What to produce →
Search the entries below for the string "JSON" and give the number of lines that hold it, nothing else.

Source records
###

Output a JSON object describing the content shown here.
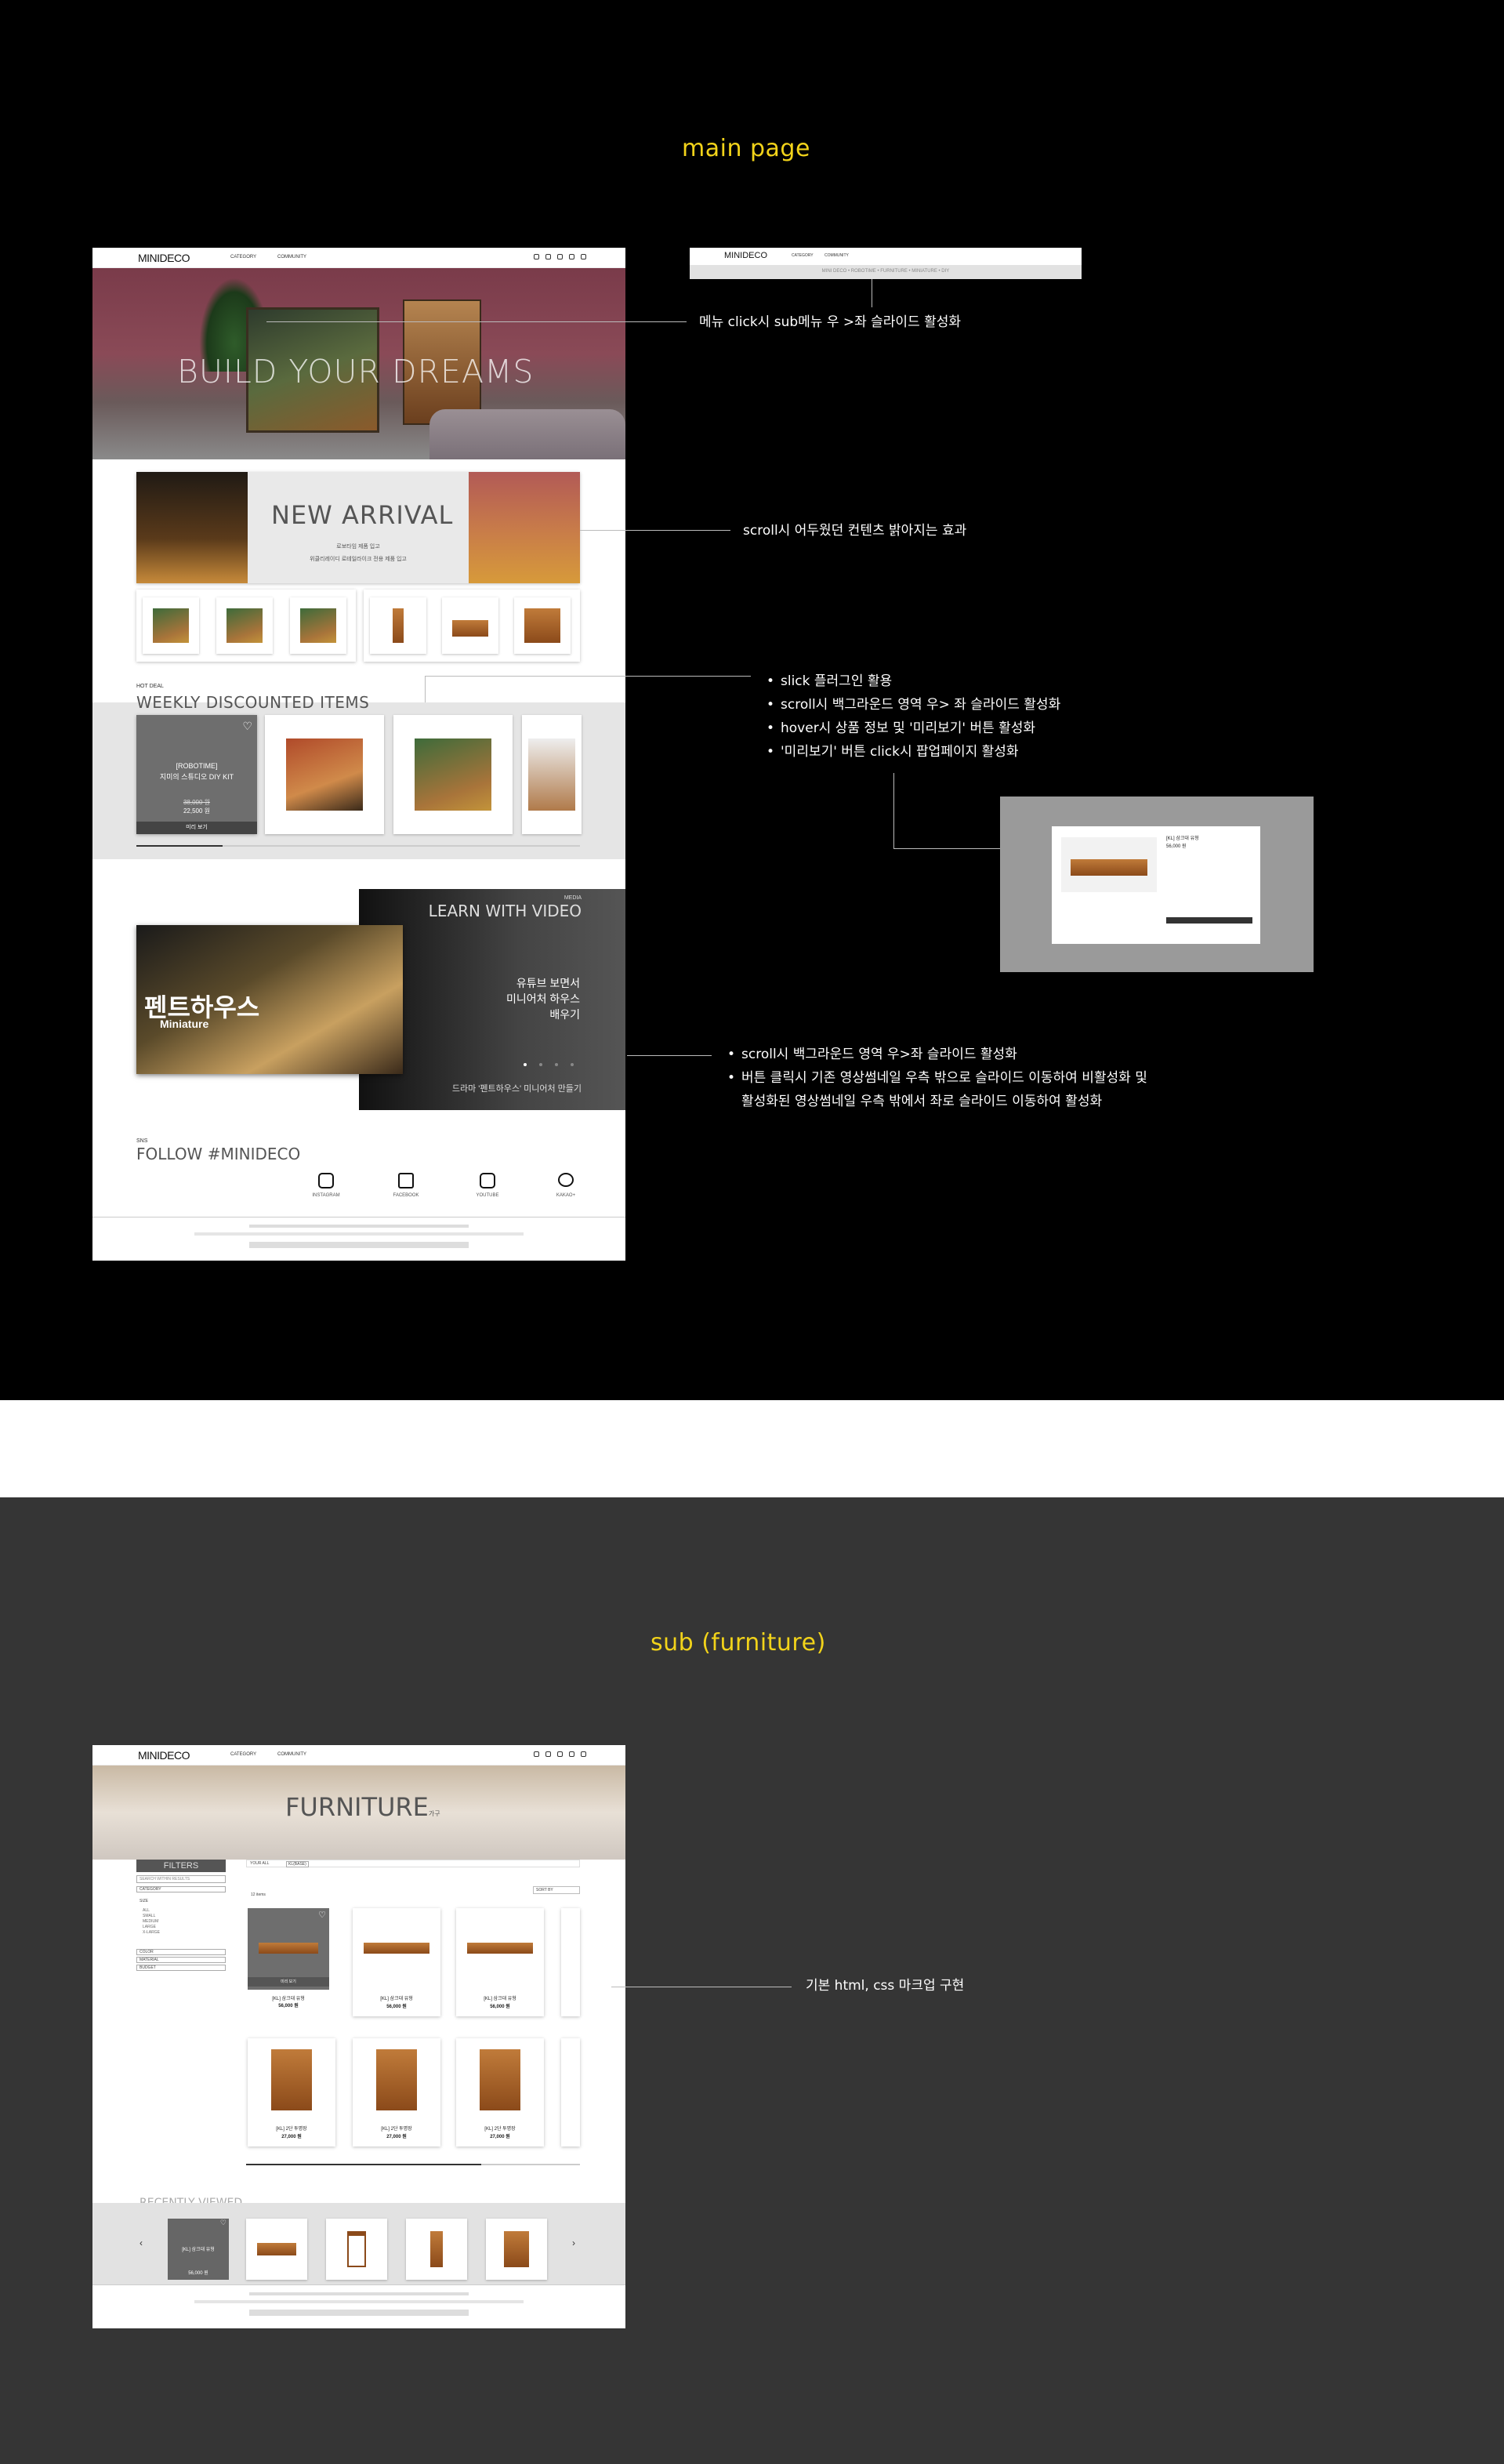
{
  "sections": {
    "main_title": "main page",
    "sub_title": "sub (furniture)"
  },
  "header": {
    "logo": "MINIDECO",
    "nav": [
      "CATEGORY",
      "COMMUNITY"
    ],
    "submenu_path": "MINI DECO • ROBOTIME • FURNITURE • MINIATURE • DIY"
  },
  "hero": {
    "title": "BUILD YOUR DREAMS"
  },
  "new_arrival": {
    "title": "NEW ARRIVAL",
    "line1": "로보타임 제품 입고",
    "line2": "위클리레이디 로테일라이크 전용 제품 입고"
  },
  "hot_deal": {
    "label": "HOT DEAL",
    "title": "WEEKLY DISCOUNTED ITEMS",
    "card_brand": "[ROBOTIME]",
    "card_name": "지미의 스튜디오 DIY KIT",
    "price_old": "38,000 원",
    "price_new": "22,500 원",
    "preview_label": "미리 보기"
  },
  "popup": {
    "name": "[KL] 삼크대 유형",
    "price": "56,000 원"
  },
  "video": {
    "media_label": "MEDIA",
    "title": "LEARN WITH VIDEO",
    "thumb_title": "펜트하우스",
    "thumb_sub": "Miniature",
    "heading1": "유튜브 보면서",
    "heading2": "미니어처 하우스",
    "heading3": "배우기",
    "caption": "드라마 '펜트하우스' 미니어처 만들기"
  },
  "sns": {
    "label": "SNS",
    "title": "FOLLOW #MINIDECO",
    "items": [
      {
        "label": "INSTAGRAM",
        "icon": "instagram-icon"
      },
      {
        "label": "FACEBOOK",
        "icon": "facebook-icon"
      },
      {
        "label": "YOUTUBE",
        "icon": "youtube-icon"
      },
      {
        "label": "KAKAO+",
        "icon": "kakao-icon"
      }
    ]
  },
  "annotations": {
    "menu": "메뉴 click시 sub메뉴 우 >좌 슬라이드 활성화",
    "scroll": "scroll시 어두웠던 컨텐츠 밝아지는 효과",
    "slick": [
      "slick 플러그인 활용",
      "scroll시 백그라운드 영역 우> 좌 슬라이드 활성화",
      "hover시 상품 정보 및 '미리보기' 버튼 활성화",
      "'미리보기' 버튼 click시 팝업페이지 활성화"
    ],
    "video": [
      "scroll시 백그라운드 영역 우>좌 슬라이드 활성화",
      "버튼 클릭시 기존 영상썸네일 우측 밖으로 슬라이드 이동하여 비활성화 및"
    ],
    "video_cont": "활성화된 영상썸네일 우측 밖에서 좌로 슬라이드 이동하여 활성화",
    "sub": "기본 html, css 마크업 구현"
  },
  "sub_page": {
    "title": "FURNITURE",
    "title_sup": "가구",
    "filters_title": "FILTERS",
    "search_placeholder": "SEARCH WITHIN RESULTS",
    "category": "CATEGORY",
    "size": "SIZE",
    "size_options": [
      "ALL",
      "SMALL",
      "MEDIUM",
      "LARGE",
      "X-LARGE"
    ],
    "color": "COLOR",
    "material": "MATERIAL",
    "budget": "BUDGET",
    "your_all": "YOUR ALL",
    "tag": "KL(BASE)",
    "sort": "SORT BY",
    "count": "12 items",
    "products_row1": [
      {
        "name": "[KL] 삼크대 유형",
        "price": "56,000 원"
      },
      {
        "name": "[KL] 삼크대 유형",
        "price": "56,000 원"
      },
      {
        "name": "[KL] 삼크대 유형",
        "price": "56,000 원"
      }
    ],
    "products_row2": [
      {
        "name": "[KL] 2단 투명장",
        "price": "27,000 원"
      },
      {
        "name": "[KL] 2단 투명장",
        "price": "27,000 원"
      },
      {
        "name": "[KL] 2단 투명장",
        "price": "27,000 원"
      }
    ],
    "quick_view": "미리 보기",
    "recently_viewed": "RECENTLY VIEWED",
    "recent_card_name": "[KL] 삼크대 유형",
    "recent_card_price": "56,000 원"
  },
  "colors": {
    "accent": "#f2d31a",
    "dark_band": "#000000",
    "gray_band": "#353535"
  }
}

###

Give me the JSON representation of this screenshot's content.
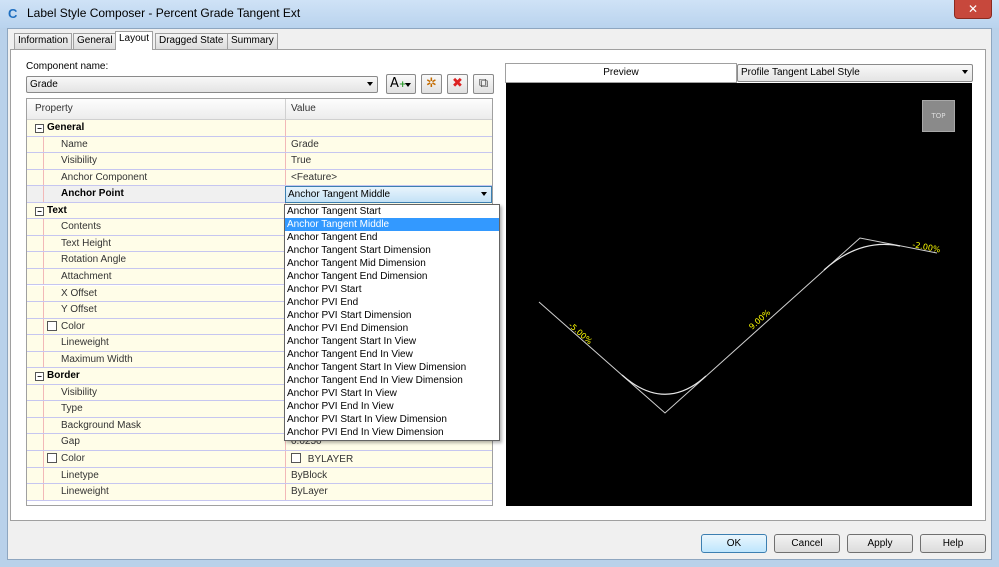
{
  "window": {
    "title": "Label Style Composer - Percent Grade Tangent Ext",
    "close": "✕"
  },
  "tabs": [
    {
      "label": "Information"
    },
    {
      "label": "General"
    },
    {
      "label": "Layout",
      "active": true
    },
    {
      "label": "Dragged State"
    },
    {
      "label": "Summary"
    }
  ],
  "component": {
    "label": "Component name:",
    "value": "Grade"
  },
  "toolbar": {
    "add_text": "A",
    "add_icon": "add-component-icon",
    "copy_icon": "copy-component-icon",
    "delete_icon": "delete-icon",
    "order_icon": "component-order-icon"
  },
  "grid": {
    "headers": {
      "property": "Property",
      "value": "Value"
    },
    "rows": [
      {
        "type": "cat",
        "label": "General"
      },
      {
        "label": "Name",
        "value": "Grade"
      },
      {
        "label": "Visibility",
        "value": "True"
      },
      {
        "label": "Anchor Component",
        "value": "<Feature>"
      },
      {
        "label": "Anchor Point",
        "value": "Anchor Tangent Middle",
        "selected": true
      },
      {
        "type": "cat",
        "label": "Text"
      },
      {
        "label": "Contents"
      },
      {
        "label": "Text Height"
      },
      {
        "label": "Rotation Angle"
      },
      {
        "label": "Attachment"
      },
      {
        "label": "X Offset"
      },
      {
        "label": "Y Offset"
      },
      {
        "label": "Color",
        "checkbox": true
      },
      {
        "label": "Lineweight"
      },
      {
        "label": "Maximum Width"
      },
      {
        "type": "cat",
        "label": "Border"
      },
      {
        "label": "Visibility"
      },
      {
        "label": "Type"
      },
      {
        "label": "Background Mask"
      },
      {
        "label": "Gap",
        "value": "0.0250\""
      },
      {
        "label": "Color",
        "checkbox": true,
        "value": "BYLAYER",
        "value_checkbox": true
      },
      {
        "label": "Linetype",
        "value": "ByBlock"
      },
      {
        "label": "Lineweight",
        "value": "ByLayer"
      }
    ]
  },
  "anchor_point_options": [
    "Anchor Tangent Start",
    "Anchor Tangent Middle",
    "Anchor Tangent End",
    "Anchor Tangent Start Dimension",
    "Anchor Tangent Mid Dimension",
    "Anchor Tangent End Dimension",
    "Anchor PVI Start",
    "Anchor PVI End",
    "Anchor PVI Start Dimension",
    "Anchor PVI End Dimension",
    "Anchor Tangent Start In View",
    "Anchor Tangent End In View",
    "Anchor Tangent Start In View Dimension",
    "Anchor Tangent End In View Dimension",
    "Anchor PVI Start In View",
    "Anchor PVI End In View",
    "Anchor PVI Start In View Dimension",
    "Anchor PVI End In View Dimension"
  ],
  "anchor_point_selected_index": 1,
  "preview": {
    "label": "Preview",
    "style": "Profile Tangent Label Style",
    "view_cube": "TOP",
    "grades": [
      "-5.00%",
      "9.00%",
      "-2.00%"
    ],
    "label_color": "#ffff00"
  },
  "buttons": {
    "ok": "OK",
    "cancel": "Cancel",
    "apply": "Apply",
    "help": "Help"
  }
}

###

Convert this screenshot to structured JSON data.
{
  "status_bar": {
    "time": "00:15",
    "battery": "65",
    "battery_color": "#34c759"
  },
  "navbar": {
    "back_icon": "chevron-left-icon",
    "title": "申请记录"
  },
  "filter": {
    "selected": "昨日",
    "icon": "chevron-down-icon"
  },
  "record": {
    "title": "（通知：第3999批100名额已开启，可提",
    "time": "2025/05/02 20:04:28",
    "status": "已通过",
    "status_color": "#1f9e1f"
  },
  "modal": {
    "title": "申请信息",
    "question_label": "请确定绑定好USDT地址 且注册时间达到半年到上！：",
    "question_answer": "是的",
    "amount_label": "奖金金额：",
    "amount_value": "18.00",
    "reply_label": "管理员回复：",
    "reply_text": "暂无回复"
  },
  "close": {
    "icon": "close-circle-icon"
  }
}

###

Exercise solution →
3